» **Instructions for the task**: Go through the material line by line and copy each one with the word "mypluginInstallationNodeView".

*** Block opens ***

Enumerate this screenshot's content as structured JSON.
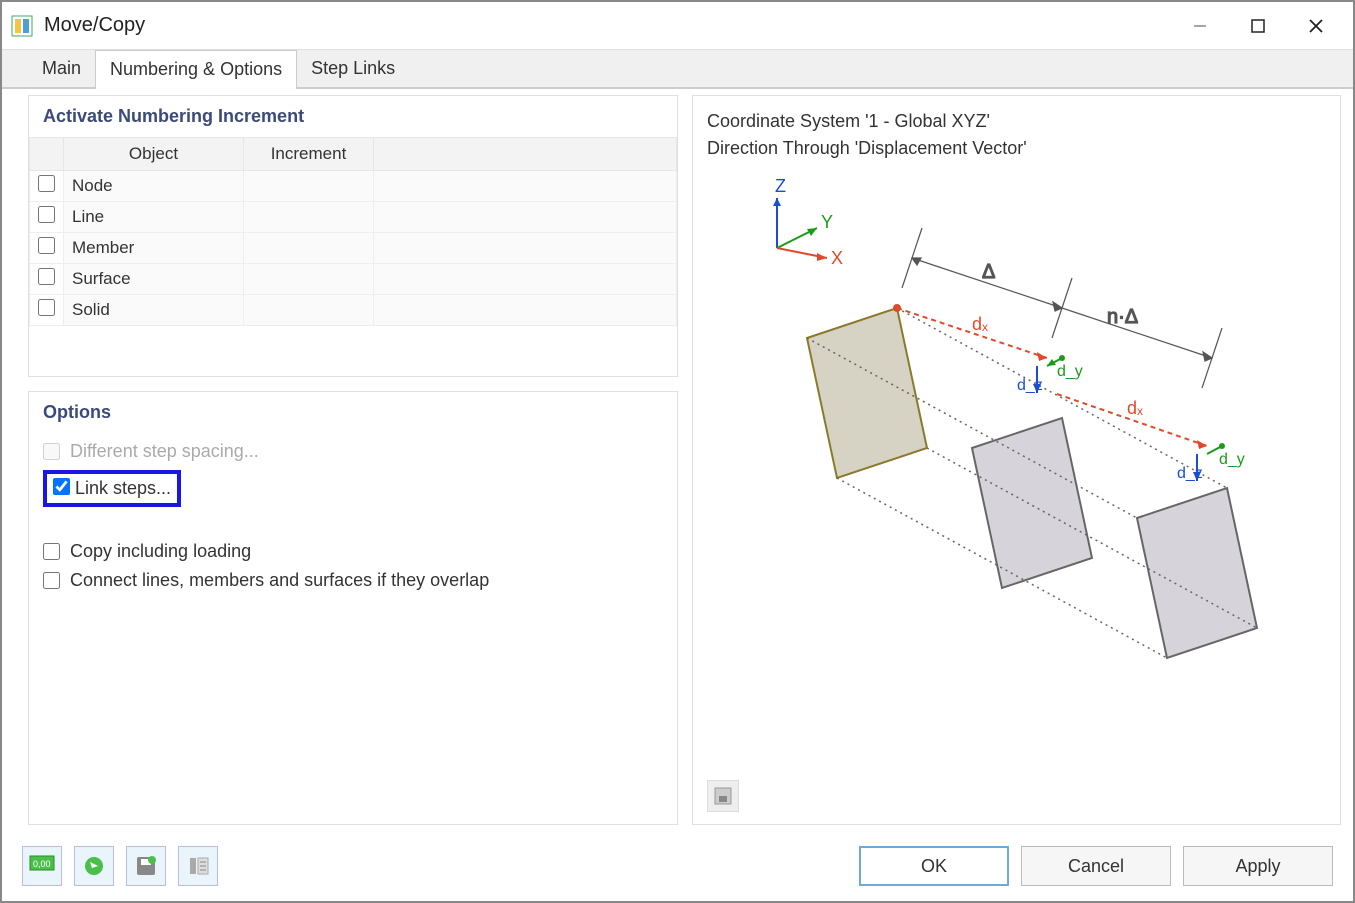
{
  "window": {
    "title": "Move/Copy"
  },
  "tabs": [
    "Main",
    "Numbering & Options",
    "Step Links"
  ],
  "active_tab": "Numbering & Options",
  "numbering": {
    "header": "Activate Numbering Increment",
    "cols": [
      "Object",
      "Increment"
    ],
    "rows": [
      {
        "obj": "Node",
        "inc": ""
      },
      {
        "obj": "Line",
        "inc": ""
      },
      {
        "obj": "Member",
        "inc": ""
      },
      {
        "obj": "Surface",
        "inc": ""
      },
      {
        "obj": "Solid",
        "inc": ""
      }
    ]
  },
  "options": {
    "header": "Options",
    "items": [
      {
        "label": "Different step spacing...",
        "checked": false,
        "disabled": true,
        "highlighted": false
      },
      {
        "label": "Link steps...",
        "checked": true,
        "disabled": false,
        "highlighted": true
      },
      {
        "label": "Copy including loading",
        "checked": false,
        "disabled": false,
        "highlighted": false
      },
      {
        "label": "Connect lines, members and surfaces if they overlap",
        "checked": false,
        "disabled": false,
        "highlighted": false
      }
    ]
  },
  "preview": {
    "line1": "Coordinate System '1 - Global XYZ'",
    "line2": "Direction Through 'Displacement Vector'"
  },
  "buttons": {
    "ok": "OK",
    "cancel": "Cancel",
    "apply": "Apply"
  }
}
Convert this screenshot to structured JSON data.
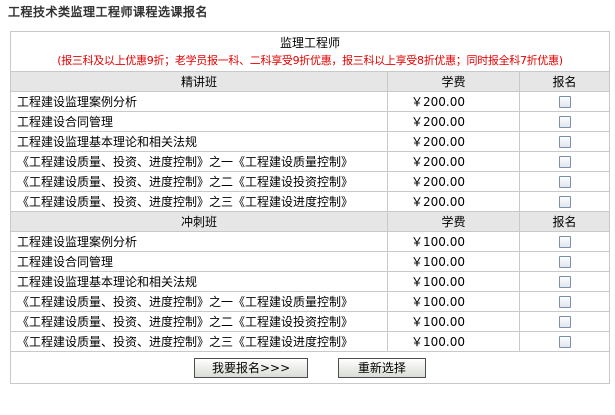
{
  "page_title": "工程技术类监理工程师课程选课报名",
  "caption": {
    "title": "监理工程师",
    "discount_note": "(报三科及以上优惠9折；老学员报一科、二科享受9折优惠，报三科以上享受8折优惠；同时报全科7折优惠)"
  },
  "sections": [
    {
      "name": "精讲班",
      "fee_label": "学费",
      "signup_label": "报名",
      "courses": [
        {
          "name": "工程建设监理案例分析",
          "price": "￥200.00"
        },
        {
          "name": "工程建设合同管理",
          "price": "￥200.00"
        },
        {
          "name": "工程建设监理基本理论和相关法规",
          "price": "￥200.00"
        },
        {
          "name": "《工程建设质量、投资、进度控制》之一《工程建设质量控制》",
          "price": "￥200.00"
        },
        {
          "name": "《工程建设质量、投资、进度控制》之二《工程建设投资控制》",
          "price": "￥200.00"
        },
        {
          "name": "《工程建设质量、投资、进度控制》之三《工程建设进度控制》",
          "price": "￥200.00"
        }
      ]
    },
    {
      "name": "冲刺班",
      "fee_label": "学费",
      "signup_label": "报名",
      "courses": [
        {
          "name": "工程建设监理案例分析",
          "price": "￥100.00"
        },
        {
          "name": "工程建设合同管理",
          "price": "￥100.00"
        },
        {
          "name": "工程建设监理基本理论和相关法规",
          "price": "￥100.00"
        },
        {
          "name": "《工程建设质量、投资、进度控制》之一《工程建设质量控制》",
          "price": "￥100.00"
        },
        {
          "name": "《工程建设质量、投资、进度控制》之二《工程建设投资控制》",
          "price": "￥100.00"
        },
        {
          "name": "《工程建设质量、投资、进度控制》之三《工程建设进度控制》",
          "price": "￥100.00"
        }
      ]
    }
  ],
  "buttons": {
    "submit_label": "我要报名>>>",
    "reset_label": "重新选择"
  }
}
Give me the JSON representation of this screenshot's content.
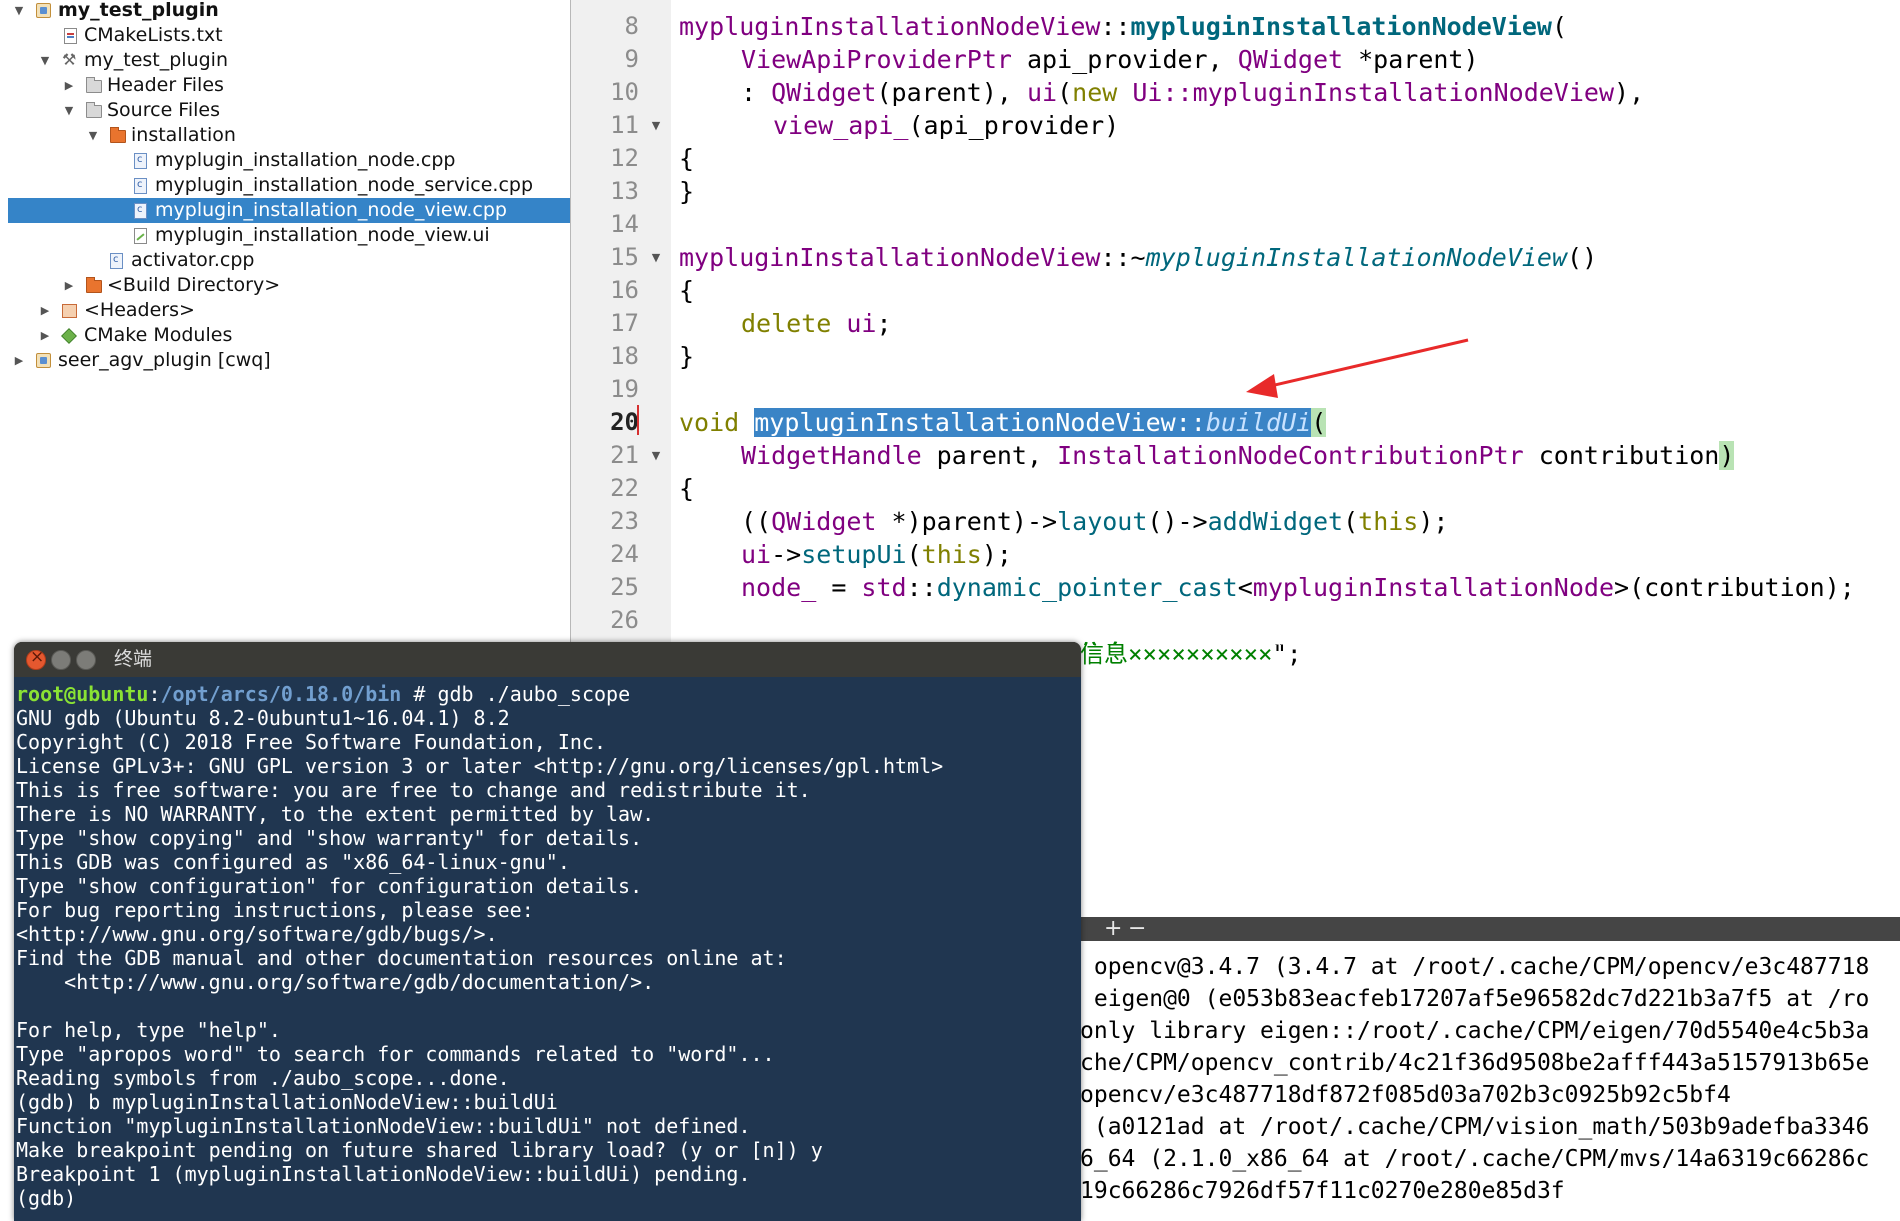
{
  "tree": {
    "items": [
      {
        "label": "my_test_plugin",
        "bold": true
      },
      {
        "label": "CMakeLists.txt"
      },
      {
        "label": "my_test_plugin"
      },
      {
        "label": "Header Files"
      },
      {
        "label": "Source Files"
      },
      {
        "label": "installation"
      },
      {
        "label": "myplugin_installation_node.cpp"
      },
      {
        "label": "myplugin_installation_node_service.cpp"
      },
      {
        "label": "myplugin_installation_node_view.cpp",
        "selected": true
      },
      {
        "label": "myplugin_installation_node_view.ui"
      },
      {
        "label": "activator.cpp"
      },
      {
        "label": "<Build Directory>"
      },
      {
        "label": "<Headers>"
      },
      {
        "label": "CMake Modules"
      },
      {
        "label": "seer_agv_plugin [cwq]"
      }
    ]
  },
  "editor": {
    "current_line": 20,
    "line_numbers": [
      "8",
      "9",
      "10",
      "11",
      "12",
      "13",
      "14",
      "15",
      "16",
      "17",
      "18",
      "19",
      "20",
      "21",
      "22",
      "23",
      "24",
      "25",
      "26"
    ],
    "code": {
      "l8_cls": "mypluginInstallationNodeView",
      "l8_sep": "::",
      "l8_fn": "mypluginInstallationNodeView",
      "l8_par": "(",
      "l9_t1": "ViewApiProviderPtr",
      "l9_a1": " api_provider, ",
      "l9_t2": "QWidget",
      "l9_a2": " *parent)",
      "l10_c": ": ",
      "l10_t1": "QWidget",
      "l10_a1": "(parent), ",
      "l10_m": "ui",
      "l10_p": "(",
      "l10_kw": "new",
      "l10_sp": " ",
      "l10_t2": "Ui::mypluginInstallationNodeView",
      "l10_e": "),",
      "l11_m": "view_api_",
      "l11_a": "(api_provider)",
      "l12": "{",
      "l13": "}",
      "l15_cls": "mypluginInstallationNodeView",
      "l15_sep": "::~",
      "l15_fn": "mypluginInstallationNodeView",
      "l15_par": "()",
      "l16": "{",
      "l17_kw": "delete",
      "l17_sp": " ",
      "l17_m": "ui",
      "l17_e": ";",
      "l18": "}",
      "l20_kw": "void",
      "l20_sp": " ",
      "l20_sel": "mypluginInstallationNodeView::",
      "l20_fn": "buildUi",
      "l20_par": "(",
      "l21_t1": "WidgetHandle",
      "l21_a1": " parent, ",
      "l21_t2": "InstallationNodeContributionPtr",
      "l21_a2": " contribution",
      "l21_par": ")",
      "l22": "{",
      "l23_a": "((",
      "l23_t": "QWidget",
      "l23_b": " *)parent)->",
      "l23_f1": "layout",
      "l23_c": "()->",
      "l23_f2": "addWidget",
      "l23_d": "(",
      "l23_kw": "this",
      "l23_e": ");",
      "l24_m": "ui",
      "l24_a": "->",
      "l24_f": "setupUi",
      "l24_b": "(",
      "l24_kw": "this",
      "l24_e": ");",
      "l25_m": "node_",
      "l25_a": " = ",
      "l25_ns": "std",
      "l25_b": "::",
      "l25_f": "dynamic_pointer_cast",
      "l25_c": "<",
      "l25_t": "mypluginInstallationNode",
      "l25_e": ">(contribution);",
      "l27_str": "信息××××××××××",
      "l27_end": "\";"
    }
  },
  "output": {
    "toolbar": {
      "plus": "+",
      "minus": "−"
    },
    "lines": [
      " opencv@3.4.7 (3.4.7 at /root/.cache/CPM/opencv/e3c487718",
      " eigen@0 (e053b83eacfeb17207af5e96582dc7d221b3a7f5 at /ro",
      "only library eigen::/root/.cache/CPM/eigen/70d5540e4c5b3a",
      "che/CPM/opencv_contrib/4c21f36d9508be2afff443a5157913b65e",
      "opencv/e3c487718df872f085d03a702b3c0925b92c5bf4",
      " (a0121ad at /root/.cache/CPM/vision_math/503b9adefba3346",
      "6_64 (2.1.0_x86_64 at /root/.cache/CPM/mvs/14a6319c66286c",
      "19c66286c7926df57f11c0270e280e85d3f"
    ]
  },
  "terminal": {
    "title": "终端",
    "prompt": {
      "user": "root@ubuntu",
      "colon": ":",
      "path": "/opt/arcs/0.18.0/bin",
      "rest": " # gdb ./aubo_scope"
    },
    "lines": [
      "GNU gdb (Ubuntu 8.2-0ubuntu1~16.04.1) 8.2",
      "Copyright (C) 2018 Free Software Foundation, Inc.",
      "License GPLv3+: GNU GPL version 3 or later <http://gnu.org/licenses/gpl.html>",
      "This is free software: you are free to change and redistribute it.",
      "There is NO WARRANTY, to the extent permitted by law.",
      "Type \"show copying\" and \"show warranty\" for details.",
      "This GDB was configured as \"x86_64-linux-gnu\".",
      "Type \"show configuration\" for configuration details.",
      "For bug reporting instructions, please see:",
      "<http://www.gnu.org/software/gdb/bugs/>.",
      "Find the GDB manual and other documentation resources online at:",
      "    <http://www.gnu.org/software/gdb/documentation/>.",
      "",
      "For help, type \"help\".",
      "Type \"apropos word\" to search for commands related to \"word\"...",
      "Reading symbols from ./aubo_scope...done.",
      "(gdb) b mypluginInstallationNodeView::buildUi",
      "Function \"mypluginInstallationNodeView::buildUi\" not defined.",
      "Make breakpoint pending on future shared library load? (y or [n]) y",
      "Breakpoint 1 (mypluginInstallationNodeView::buildUi) pending.",
      "(gdb)"
    ]
  },
  "colors": {
    "selection": "#3a84c6",
    "terminal_bg": "#203650",
    "annotation_arrow": "#e82a2a"
  }
}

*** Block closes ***

» **Answer**:
      "l8_cls": "mypluginInstallationNodeView",
      "l8_fn": "mypluginInstallationNodeView",
      "l10_t2": "Ui::mypluginInstallationNodeView",
      "l15_cls": "mypluginInstallationNodeView",
      "l15_fn": "mypluginInstallationNodeView",
      "l20_sel": "mypluginInstallationNodeView::",
      "(gdb) b mypluginInstallationNodeView::buildUi",
      "Function \"mypluginInstallationNodeView::buildUi\" not defined.",
      "Breakpoint 1 (mypluginInstallationNodeView::buildUi) pending.",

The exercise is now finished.